To show that the Court must also do its part, Breyer sets out a “pragmatic approach” that focuses on a statute’s purpose and consequences (rather than its text and history) to assist judges. He distinguishes this from an “originalist” approach because he finds that history gives no true answers and that even if it did, sometimes our (that is, the Court’s) understanding of the underlying values of the Constitution should trump. But too often a simple preference for government action seeps in. Breyer would have upheld the Washington DC gun prohibition the Court rejected in Heller because the value ostensibly protected, “life itself,” was too compelling even though as Breyer stated, he could not tell if the ban actually worked. On the other hand, opponents of Roe equally argue “life itself” is at stake, yet Breyer in this book is silent on how a judge would rule in that case. Similarly, Breyer dissented from the Court’s 1995 Lopez decision, in which it overruled a law banning guns near schools, the first rejection of Congress’s power under the Commerce Clause in decades. Although most treated that decision as a victory for federalism and therefore for a system of ordered liberty, Breyer would have deferred to Congress to make the “empirical” determinations of whether such laws affected interstate commerce. From his study of administrative law, Breyer surely knows the compromises and lobbying that go into such legislation, so his simple trust in Congressional “experts” seems quaintly misplaced here.
Anticipating the objection that no one can assume which values or purposes might have motivated the actual Congress, Breyer posits a “reasonable member of Congress” to which the Court can attribute purpose. Although Breyer is correct that sometimes Congress will avoid its responsibility to write clear legislation in the hope that the Court will interpret the law for them by deriving some purpose or knowledge of consequences, Breyer’s approach simply agrees to take that responsibility from them, which does not advance either liberty or representative government. Forcing Congress to write clear statutes might force them to consider the flood of legislation they do pass, which would increase the sphere of liberty for ordinary citizens. Breyer’s having the Court step in, although beneficial perhaps in individual cases, is not helpful in the long term.
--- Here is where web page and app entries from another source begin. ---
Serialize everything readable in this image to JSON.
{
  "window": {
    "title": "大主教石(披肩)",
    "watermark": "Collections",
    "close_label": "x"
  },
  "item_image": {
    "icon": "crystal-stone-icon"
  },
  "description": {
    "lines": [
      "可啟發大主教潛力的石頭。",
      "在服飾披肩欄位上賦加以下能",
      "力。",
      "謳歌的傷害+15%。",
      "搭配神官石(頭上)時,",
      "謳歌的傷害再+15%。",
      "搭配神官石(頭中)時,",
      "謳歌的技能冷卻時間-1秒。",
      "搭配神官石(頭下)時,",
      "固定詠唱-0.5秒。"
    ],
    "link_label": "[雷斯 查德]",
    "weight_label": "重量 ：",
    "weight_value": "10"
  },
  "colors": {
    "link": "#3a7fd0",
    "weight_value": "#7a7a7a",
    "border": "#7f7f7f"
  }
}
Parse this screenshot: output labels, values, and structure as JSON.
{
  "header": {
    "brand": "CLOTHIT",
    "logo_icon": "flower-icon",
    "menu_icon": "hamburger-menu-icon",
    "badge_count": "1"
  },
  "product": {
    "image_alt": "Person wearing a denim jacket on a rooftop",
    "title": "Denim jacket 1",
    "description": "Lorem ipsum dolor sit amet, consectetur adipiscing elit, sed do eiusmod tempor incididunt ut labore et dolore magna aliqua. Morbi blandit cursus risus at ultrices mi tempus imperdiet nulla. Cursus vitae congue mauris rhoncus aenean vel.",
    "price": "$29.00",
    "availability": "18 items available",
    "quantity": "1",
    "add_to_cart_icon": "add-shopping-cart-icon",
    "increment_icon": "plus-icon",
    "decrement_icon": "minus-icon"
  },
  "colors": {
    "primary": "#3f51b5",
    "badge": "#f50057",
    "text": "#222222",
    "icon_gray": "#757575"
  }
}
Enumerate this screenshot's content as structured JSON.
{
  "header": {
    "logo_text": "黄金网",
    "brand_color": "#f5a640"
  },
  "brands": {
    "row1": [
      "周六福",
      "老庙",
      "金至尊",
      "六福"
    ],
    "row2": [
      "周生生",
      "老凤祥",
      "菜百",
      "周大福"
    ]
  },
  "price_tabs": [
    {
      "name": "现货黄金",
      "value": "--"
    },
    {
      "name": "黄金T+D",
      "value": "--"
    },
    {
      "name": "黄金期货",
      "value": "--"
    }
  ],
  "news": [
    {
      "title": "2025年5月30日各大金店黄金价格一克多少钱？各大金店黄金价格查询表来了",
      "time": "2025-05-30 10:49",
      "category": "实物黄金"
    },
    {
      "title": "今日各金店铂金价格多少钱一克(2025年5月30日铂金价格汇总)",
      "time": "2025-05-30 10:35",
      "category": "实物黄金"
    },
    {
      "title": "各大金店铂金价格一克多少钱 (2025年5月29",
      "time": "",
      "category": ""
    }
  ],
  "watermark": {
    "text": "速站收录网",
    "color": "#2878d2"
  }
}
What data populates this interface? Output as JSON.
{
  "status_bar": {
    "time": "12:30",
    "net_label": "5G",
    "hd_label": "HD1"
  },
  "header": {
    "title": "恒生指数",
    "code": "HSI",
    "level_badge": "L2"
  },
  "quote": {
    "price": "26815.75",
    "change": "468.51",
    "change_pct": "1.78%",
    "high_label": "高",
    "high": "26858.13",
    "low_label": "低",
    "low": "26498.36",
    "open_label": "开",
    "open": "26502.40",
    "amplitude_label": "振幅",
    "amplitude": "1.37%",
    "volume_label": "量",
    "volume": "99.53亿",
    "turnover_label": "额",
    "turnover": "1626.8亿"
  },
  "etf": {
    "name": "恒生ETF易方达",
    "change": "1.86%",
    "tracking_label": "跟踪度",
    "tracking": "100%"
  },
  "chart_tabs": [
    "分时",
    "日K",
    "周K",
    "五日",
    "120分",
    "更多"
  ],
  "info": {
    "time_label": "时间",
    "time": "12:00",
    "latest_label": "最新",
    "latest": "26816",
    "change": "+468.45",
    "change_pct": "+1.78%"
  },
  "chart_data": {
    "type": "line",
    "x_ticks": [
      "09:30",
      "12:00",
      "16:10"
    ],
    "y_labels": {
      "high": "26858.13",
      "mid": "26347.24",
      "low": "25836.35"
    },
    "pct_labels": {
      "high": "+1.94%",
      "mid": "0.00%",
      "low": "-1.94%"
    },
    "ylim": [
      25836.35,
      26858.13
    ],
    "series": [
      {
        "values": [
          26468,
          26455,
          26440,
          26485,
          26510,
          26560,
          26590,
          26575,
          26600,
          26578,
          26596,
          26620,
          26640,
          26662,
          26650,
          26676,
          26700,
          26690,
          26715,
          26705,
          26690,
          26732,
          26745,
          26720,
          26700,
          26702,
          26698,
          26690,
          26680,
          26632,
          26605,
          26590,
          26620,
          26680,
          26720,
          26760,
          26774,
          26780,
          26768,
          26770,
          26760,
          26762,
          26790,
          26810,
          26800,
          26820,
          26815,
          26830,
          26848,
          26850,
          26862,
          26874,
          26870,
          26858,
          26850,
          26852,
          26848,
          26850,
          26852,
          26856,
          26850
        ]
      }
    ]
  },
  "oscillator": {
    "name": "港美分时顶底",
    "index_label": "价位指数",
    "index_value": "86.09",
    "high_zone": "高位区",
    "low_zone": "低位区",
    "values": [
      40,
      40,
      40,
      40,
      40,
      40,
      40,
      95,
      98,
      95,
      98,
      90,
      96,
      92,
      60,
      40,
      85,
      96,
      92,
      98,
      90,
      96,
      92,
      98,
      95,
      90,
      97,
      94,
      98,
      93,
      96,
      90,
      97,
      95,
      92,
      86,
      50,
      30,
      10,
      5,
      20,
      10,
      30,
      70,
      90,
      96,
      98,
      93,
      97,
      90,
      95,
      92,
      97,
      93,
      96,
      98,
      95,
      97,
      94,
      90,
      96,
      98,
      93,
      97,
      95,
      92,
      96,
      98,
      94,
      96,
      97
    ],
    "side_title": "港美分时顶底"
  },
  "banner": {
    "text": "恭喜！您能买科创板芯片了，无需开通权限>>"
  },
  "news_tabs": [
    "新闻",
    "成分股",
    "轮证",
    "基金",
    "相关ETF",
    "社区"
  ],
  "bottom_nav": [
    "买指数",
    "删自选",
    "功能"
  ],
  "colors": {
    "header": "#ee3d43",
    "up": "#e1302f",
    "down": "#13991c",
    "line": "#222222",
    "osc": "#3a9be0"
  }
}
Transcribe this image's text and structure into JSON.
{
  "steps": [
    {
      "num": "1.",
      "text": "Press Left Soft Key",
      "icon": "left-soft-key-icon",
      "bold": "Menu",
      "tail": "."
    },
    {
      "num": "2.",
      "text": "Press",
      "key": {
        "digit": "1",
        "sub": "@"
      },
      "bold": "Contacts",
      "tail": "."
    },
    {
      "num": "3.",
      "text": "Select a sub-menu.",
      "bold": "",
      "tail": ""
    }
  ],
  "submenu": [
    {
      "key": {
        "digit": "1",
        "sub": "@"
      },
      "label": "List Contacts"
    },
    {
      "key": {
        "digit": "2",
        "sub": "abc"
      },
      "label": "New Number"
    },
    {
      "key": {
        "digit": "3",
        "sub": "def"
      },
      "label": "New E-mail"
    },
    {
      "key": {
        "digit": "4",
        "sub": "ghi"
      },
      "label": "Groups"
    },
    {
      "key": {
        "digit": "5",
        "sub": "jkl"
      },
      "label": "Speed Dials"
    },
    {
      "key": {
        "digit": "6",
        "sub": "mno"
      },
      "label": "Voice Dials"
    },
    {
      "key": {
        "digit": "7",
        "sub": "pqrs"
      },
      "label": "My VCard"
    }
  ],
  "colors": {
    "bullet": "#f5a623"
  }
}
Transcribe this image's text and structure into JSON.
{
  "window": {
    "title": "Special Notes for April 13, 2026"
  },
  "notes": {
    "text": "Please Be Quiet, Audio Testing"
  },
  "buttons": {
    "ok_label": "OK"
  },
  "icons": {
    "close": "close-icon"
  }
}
Making presents a vigorous case for a kind of liberal jurisprudence that is perhaps less ideological than that evident in the Warren Court or law school seminars in the 1980s. However, it does not answer the central question, upon which that liberal jurisprudence is based, as to how deferring to the Court’s decisions advances the cause of liberty or democracy.